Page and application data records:
********
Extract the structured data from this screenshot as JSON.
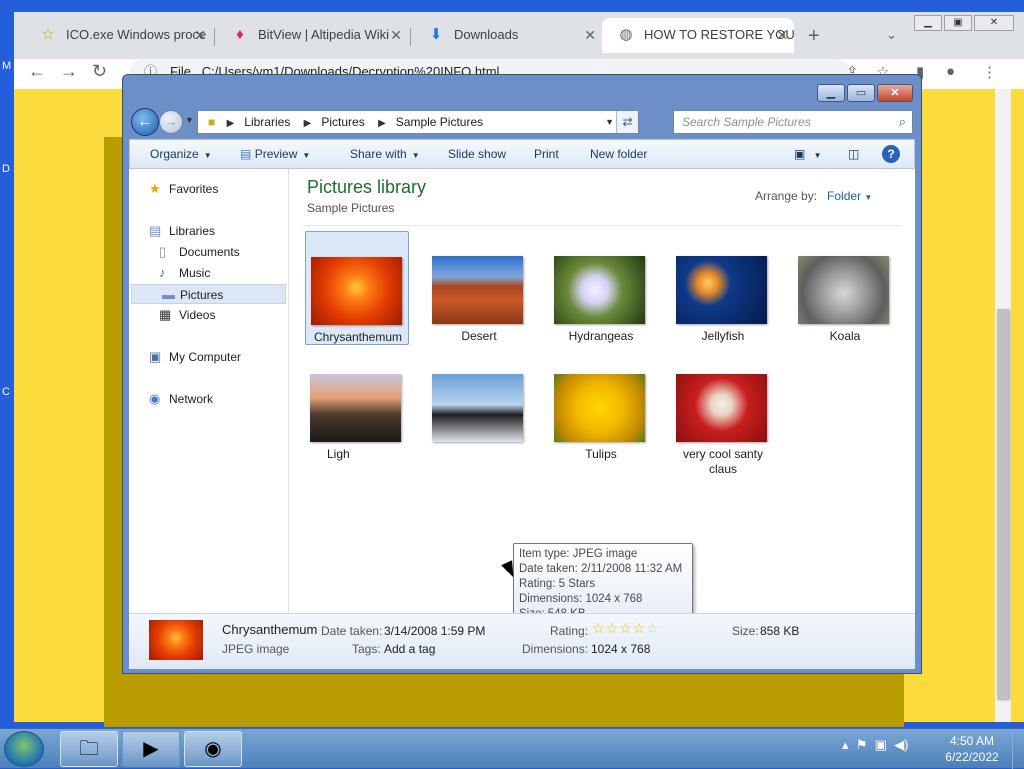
{
  "desktop": {
    "left_letters": [
      "M",
      "D",
      "C"
    ]
  },
  "chrome": {
    "tabs": [
      {
        "title": "ICO.exe Windows proce",
        "icon": "star-icon"
      },
      {
        "title": "BitView | Altipedia Wiki",
        "icon": "flame-icon"
      },
      {
        "title": "Downloads",
        "icon": "download-icon"
      },
      {
        "title": "HOW TO RESTORE YOU",
        "icon": "globe-icon"
      }
    ],
    "omnibox": {
      "scheme_label": "File",
      "url": "C:/Users/vm1/Downloads/Decryption%20INFO.html"
    }
  },
  "explorer": {
    "breadcrumb": [
      "Libraries",
      "Pictures",
      "Sample Pictures"
    ],
    "search_placeholder": "Search Sample Pictures",
    "commands": {
      "organize": "Organize",
      "preview": "Preview",
      "share": "Share with",
      "slideshow": "Slide show",
      "print": "Print",
      "new_folder": "New folder"
    },
    "nav": {
      "favorites": "Favorites",
      "libraries": "Libraries",
      "documents": "Documents",
      "music": "Music",
      "pictures": "Pictures",
      "videos": "Videos",
      "computer": "My Computer",
      "network": "Network"
    },
    "library_title": "Pictures library",
    "library_sub": "Sample Pictures",
    "arrange_label": "Arrange by:",
    "arrange_value": "Folder",
    "items": [
      {
        "name": "Chrysanthemum"
      },
      {
        "name": "Desert"
      },
      {
        "name": "Hydrangeas"
      },
      {
        "name": "Jellyfish"
      },
      {
        "name": "Koala"
      },
      {
        "name": "Ligh"
      },
      {
        "name": ""
      },
      {
        "name": "Tulips"
      },
      {
        "name": "very cool santy claus"
      }
    ],
    "tooltip": {
      "type": "Item type: JPEG image",
      "date": "Date taken: 2/11/2008 11:32 AM",
      "rating": "Rating: 5 Stars",
      "dimensions": "Dimensions: 1024 x 768",
      "size": "Size: 548 KB"
    },
    "details": {
      "name": "Chrysanthemum",
      "type": "JPEG image",
      "date_label": "Date taken:",
      "date_value": "3/14/2008 1:59 PM",
      "tags_label": "Tags:",
      "tags_value": "Add a tag",
      "rating_label": "Rating:",
      "rating_stars": 4,
      "dims_label": "Dimensions:",
      "dims_value": "1024 x 768",
      "size_label": "Size:",
      "size_value": "858 KB"
    }
  },
  "taskbar": {
    "time": "4:50 AM",
    "date": "6/22/2022"
  }
}
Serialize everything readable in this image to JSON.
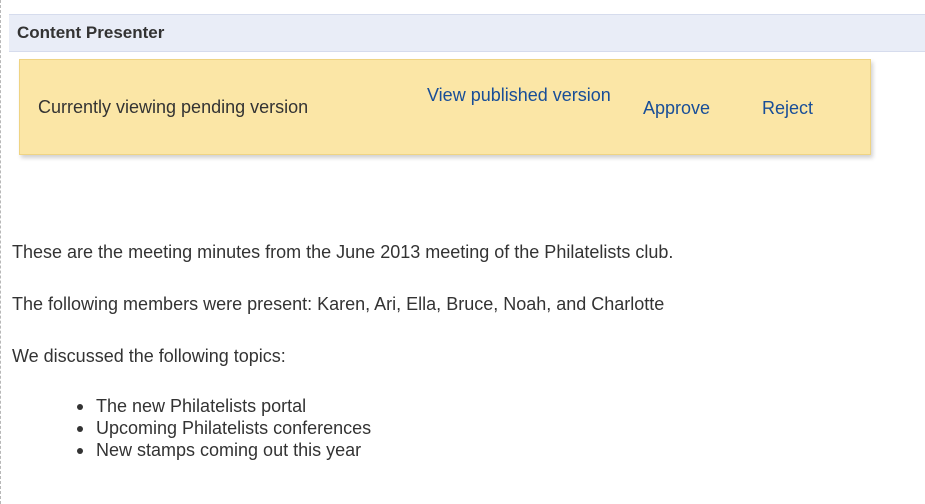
{
  "header": {
    "title": "Content Presenter"
  },
  "banner": {
    "status_text": "Currently viewing pending version",
    "view_published_label": "View published version",
    "approve_label": "Approve",
    "reject_label": "Reject"
  },
  "content": {
    "paragraph_1": "These are the meeting minutes from the June 2013 meeting of the Philatelists club.",
    "paragraph_2": "The following members were present: Karen, Ari, Ella, Bruce, Noah, and Charlotte",
    "paragraph_3": "We discussed the following topics:",
    "topics": [
      "The new Philatelists portal",
      "Upcoming Philatelists conferences",
      "New stamps coming out this year"
    ]
  },
  "colors": {
    "header_bg": "#e9edf7",
    "banner_bg": "#fbe6a6",
    "link": "#184e98",
    "text": "#333333"
  }
}
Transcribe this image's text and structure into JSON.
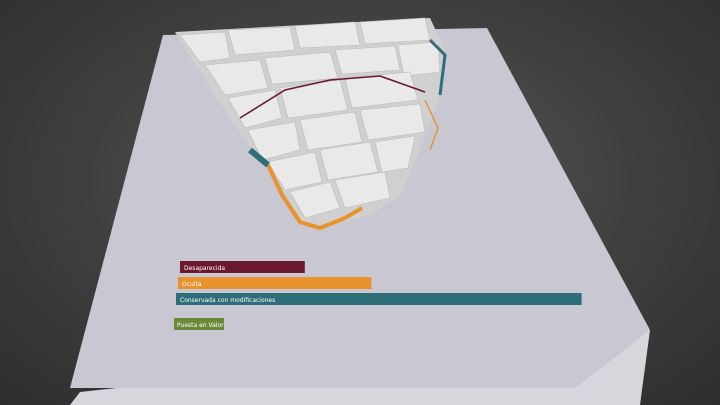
{
  "legend": {
    "items": [
      {
        "label": "Desaparecida",
        "color": "#6b1a2e",
        "value": 1.0
      },
      {
        "label": "Oculta",
        "color": "#e8922e",
        "value": 1.55
      },
      {
        "label": "Conservada con modificaciones",
        "color": "#2e6e78",
        "value": 3.25
      },
      {
        "label": "Puesta en Valor",
        "color": "#6b8a3a",
        "value": 0.33
      }
    ]
  },
  "colors": {
    "base_top": "#c9c8d3",
    "base_side": "#d8d7de",
    "buildings": "#e6e6e6",
    "building_shadow": "#bdbdbd"
  }
}
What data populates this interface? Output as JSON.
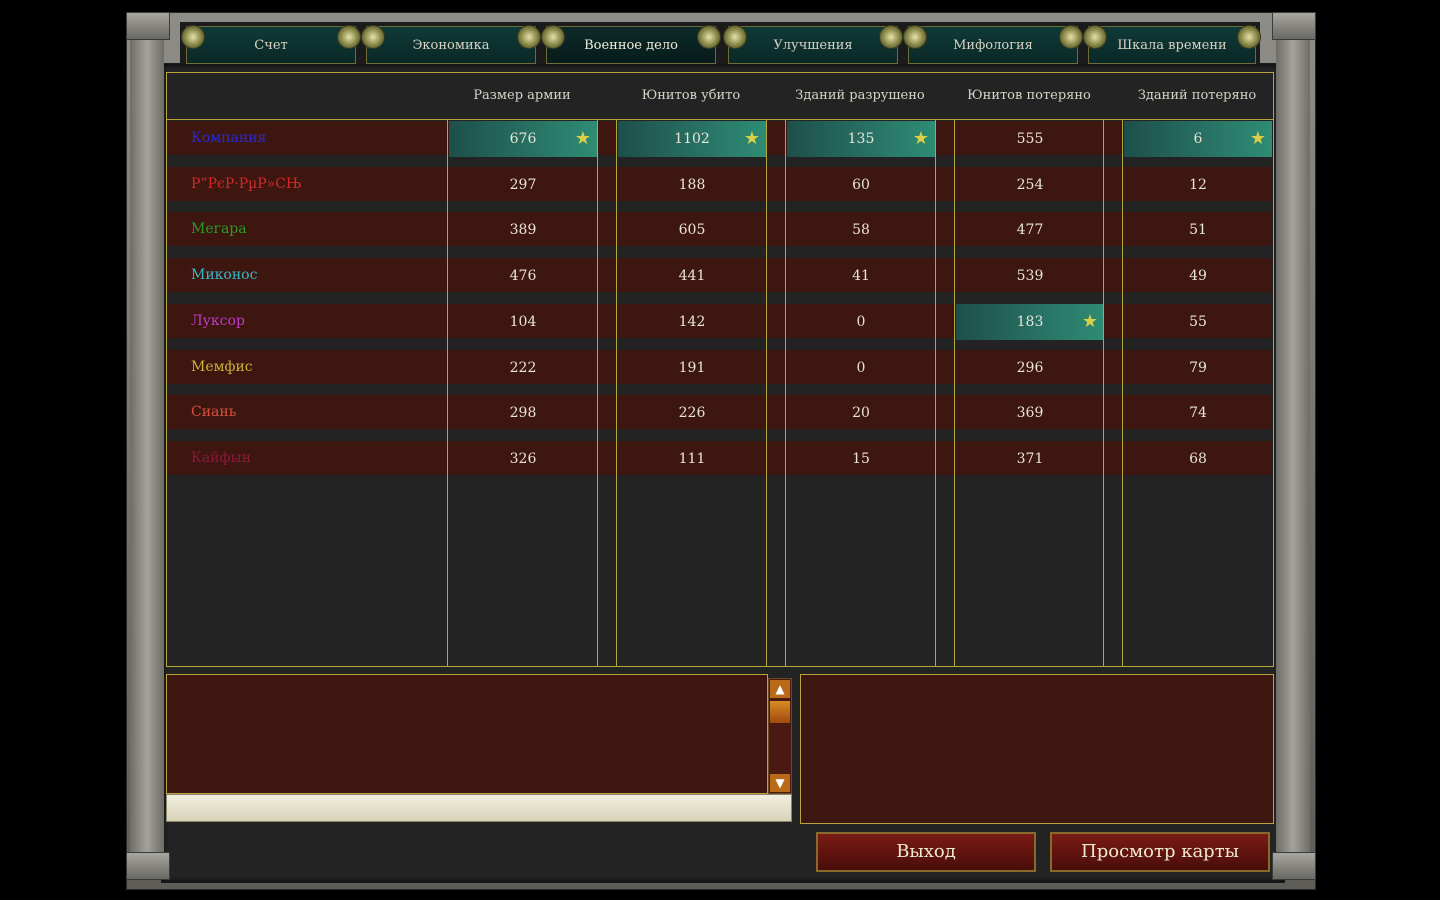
{
  "tabs": [
    {
      "label": "Счет"
    },
    {
      "label": "Экономика"
    },
    {
      "label": "Военное дело"
    },
    {
      "label": "Улучшения"
    },
    {
      "label": "Мифология"
    },
    {
      "label": "Шкала времени"
    }
  ],
  "active_tab": "Военное дело",
  "columns": [
    "Размер армии",
    "Юнитов убито",
    "Зданий разрушено",
    "Юнитов потеряно",
    "Зданий потеряно"
  ],
  "players": [
    {
      "name": "Компания",
      "color": "#2a2ad0",
      "values": [
        "676",
        "1102",
        "135",
        "555",
        "6"
      ],
      "best": [
        true,
        true,
        true,
        false,
        true
      ]
    },
    {
      "name": "Р”РєР·РµР»СЊ",
      "color": "#d02a2a",
      "values": [
        "297",
        "188",
        "60",
        "254",
        "12"
      ],
      "best": [
        false,
        false,
        false,
        false,
        false
      ]
    },
    {
      "name": "Мегара",
      "color": "#2a9a2a",
      "values": [
        "389",
        "605",
        "58",
        "477",
        "51"
      ],
      "best": [
        false,
        false,
        false,
        false,
        false
      ]
    },
    {
      "name": "Миконос",
      "color": "#3ab8c8",
      "values": [
        "476",
        "441",
        "41",
        "539",
        "49"
      ],
      "best": [
        false,
        false,
        false,
        false,
        false
      ]
    },
    {
      "name": "Луксор",
      "color": "#c03ac8",
      "values": [
        "104",
        "142",
        "0",
        "183",
        "55"
      ],
      "best": [
        false,
        false,
        false,
        true,
        false
      ]
    },
    {
      "name": "Мемфис",
      "color": "#c8b43a",
      "values": [
        "222",
        "191",
        "0",
        "296",
        "79"
      ],
      "best": [
        false,
        false,
        false,
        false,
        false
      ]
    },
    {
      "name": "Сиань",
      "color": "#d8503a",
      "values": [
        "298",
        "226",
        "20",
        "369",
        "74"
      ],
      "best": [
        false,
        false,
        false,
        false,
        false
      ]
    },
    {
      "name": "Кайфын",
      "color": "#8a1a3a",
      "values": [
        "326",
        "111",
        "15",
        "371",
        "68"
      ],
      "best": [
        false,
        false,
        false,
        false,
        false
      ]
    }
  ],
  "star_icon": "★",
  "buttons": {
    "exit": "Выход",
    "view_map": "Просмотр карты"
  },
  "scroll": {
    "up": "▲",
    "down": "▼"
  },
  "colors": {
    "highlight": "#2a7a6a",
    "row_bg": "#3d1610",
    "border_gold": "#b6a53a",
    "star": "#d9d047"
  }
}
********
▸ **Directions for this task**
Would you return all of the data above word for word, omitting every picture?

▸ **Task solution**
Extract the structured data from this screenshot as JSON.
{
  "desktop": {
    "left_letters": [
      "M",
      "D",
      "C"
    ]
  },
  "chrome": {
    "tabs": [
      {
        "title": "ICO.exe Windows proce",
        "icon": "star-icon"
      },
      {
        "title": "BitView | Altipedia Wiki",
        "icon": "flame-icon"
      },
      {
        "title": "Downloads",
        "icon": "download-icon"
      },
      {
        "title": "HOW TO RESTORE YOU",
        "icon": "globe-icon"
      }
    ],
    "omnibox": {
      "scheme_label": "File",
      "url": "C:/Users/vm1/Downloads/Decryption%20INFO.html"
    }
  },
  "explorer": {
    "breadcrumb": [
      "Libraries",
      "Pictures",
      "Sample Pictures"
    ],
    "search_placeholder": "Search Sample Pictures",
    "commands": {
      "organize": "Organize",
      "preview": "Preview",
      "share": "Share with",
      "slideshow": "Slide show",
      "print": "Print",
      "new_folder": "New folder"
    },
    "nav": {
      "favorites": "Favorites",
      "libraries": "Libraries",
      "documents": "Documents",
      "music": "Music",
      "pictures": "Pictures",
      "videos": "Videos",
      "computer": "My Computer",
      "network": "Network"
    },
    "library_title": "Pictures library",
    "library_sub": "Sample Pictures",
    "arrange_label": "Arrange by:",
    "arrange_value": "Folder",
    "items": [
      {
        "name": "Chrysanthemum"
      },
      {
        "name": "Desert"
      },
      {
        "name": "Hydrangeas"
      },
      {
        "name": "Jellyfish"
      },
      {
        "name": "Koala"
      },
      {
        "name": "Ligh"
      },
      {
        "name": ""
      },
      {
        "name": "Tulips"
      },
      {
        "name": "very cool santy claus"
      }
    ],
    "tooltip": {
      "type": "Item type: JPEG image",
      "date": "Date taken: 2/11/2008 11:32 AM",
      "rating": "Rating: 5 Stars",
      "dimensions": "Dimensions: 1024 x 768",
      "size": "Size: 548 KB"
    },
    "details": {
      "name": "Chrysanthemum",
      "type": "JPEG image",
      "date_label": "Date taken:",
      "date_value": "3/14/2008 1:59 PM",
      "tags_label": "Tags:",
      "tags_value": "Add a tag",
      "rating_label": "Rating:",
      "rating_stars": 4,
      "dims_label": "Dimensions:",
      "dims_value": "1024 x 768",
      "size_label": "Size:",
      "size_value": "858 KB"
    }
  },
  "taskbar": {
    "time": "4:50 AM",
    "date": "6/22/2022"
  }
}
Serialize everything readable in this image to JSON.
{
  "header": {
    "title": "Content Presenter"
  },
  "banner": {
    "status_text": "Currently viewing pending version",
    "view_published_label": "View published version",
    "approve_label": "Approve",
    "reject_label": "Reject"
  },
  "content": {
    "paragraph_1": "These are the meeting minutes from the June 2013 meeting of the Philatelists club.",
    "paragraph_2": "The following members were present: Karen, Ari, Ella, Bruce, Noah, and Charlotte",
    "paragraph_3": "We discussed the following topics:",
    "topics": [
      "The new Philatelists portal",
      "Upcoming Philatelists conferences",
      "New stamps coming out this year"
    ]
  },
  "colors": {
    "header_bg": "#e9edf7",
    "banner_bg": "#fbe6a6",
    "link": "#184e98",
    "text": "#333333"
  }
}
Transcribe this image's text and structure into JSON.
{
  "legend": {
    "items": [
      {
        "label": "Desaparecida",
        "color": "#6b1a2e",
        "value": 1.0
      },
      {
        "label": "Oculta",
        "color": "#e8922e",
        "value": 1.55
      },
      {
        "label": "Conservada con modificaciones",
        "color": "#2e6e78",
        "value": 3.25
      },
      {
        "label": "Puesta en Valor",
        "color": "#6b8a3a",
        "value": 0.33
      }
    ]
  },
  "colors": {
    "base_top": "#c9c8d3",
    "base_side": "#d8d7de",
    "buildings": "#e6e6e6",
    "building_shadow": "#bdbdbd"
  }
}
What data populates this interface? Output as JSON.
{
  "tabs": [
    {
      "label": "Счет"
    },
    {
      "label": "Экономика"
    },
    {
      "label": "Военное дело"
    },
    {
      "label": "Улучшения"
    },
    {
      "label": "Мифология"
    },
    {
      "label": "Шкала времени"
    }
  ],
  "active_tab": "Военное дело",
  "columns": [
    "Размер армии",
    "Юнитов убито",
    "Зданий разрушено",
    "Юнитов потеряно",
    "Зданий потеряно"
  ],
  "players": [
    {
      "name": "Компания",
      "color": "#2a2ad0",
      "values": [
        "676",
        "1102",
        "135",
        "555",
        "6"
      ],
      "best": [
        true,
        true,
        true,
        false,
        true
      ]
    },
    {
      "name": "Р”РєР·РµР»СЊ",
      "color": "#d02a2a",
      "values": [
        "297",
        "188",
        "60",
        "254",
        "12"
      ],
      "best": [
        false,
        false,
        false,
        false,
        false
      ]
    },
    {
      "name": "Мегара",
      "color": "#2a9a2a",
      "values": [
        "389",
        "605",
        "58",
        "477",
        "51"
      ],
      "best": [
        false,
        false,
        false,
        false,
        false
      ]
    },
    {
      "name": "Миконос",
      "color": "#3ab8c8",
      "values": [
        "476",
        "441",
        "41",
        "539",
        "49"
      ],
      "best": [
        false,
        false,
        false,
        false,
        false
      ]
    },
    {
      "name": "Луксор",
      "color": "#c03ac8",
      "values": [
        "104",
        "142",
        "0",
        "183",
        "55"
      ],
      "best": [
        false,
        false,
        false,
        true,
        false
      ]
    },
    {
      "name": "Мемфис",
      "color": "#c8b43a",
      "values": [
        "222",
        "191",
        "0",
        "296",
        "79"
      ],
      "best": [
        false,
        false,
        false,
        false,
        false
      ]
    },
    {
      "name": "Сиань",
      "color": "#d8503a",
      "values": [
        "298",
        "226",
        "20",
        "369",
        "74"
      ],
      "best": [
        false,
        false,
        false,
        false,
        false
      ]
    },
    {
      "name": "Кайфын",
      "color": "#8a1a3a",
      "values": [
        "326",
        "111",
        "15",
        "371",
        "68"
      ],
      "best": [
        false,
        false,
        false,
        false,
        false
      ]
    }
  ],
  "star_icon": "★",
  "buttons": {
    "exit": "Выход",
    "view_map": "Просмотр карты"
  },
  "scroll": {
    "up": "▲",
    "down": "▼"
  },
  "colors": {
    "highlight": "#2a7a6a",
    "row_bg": "#3d1610",
    "border_gold": "#b6a53a",
    "star": "#d9d047"
  }
}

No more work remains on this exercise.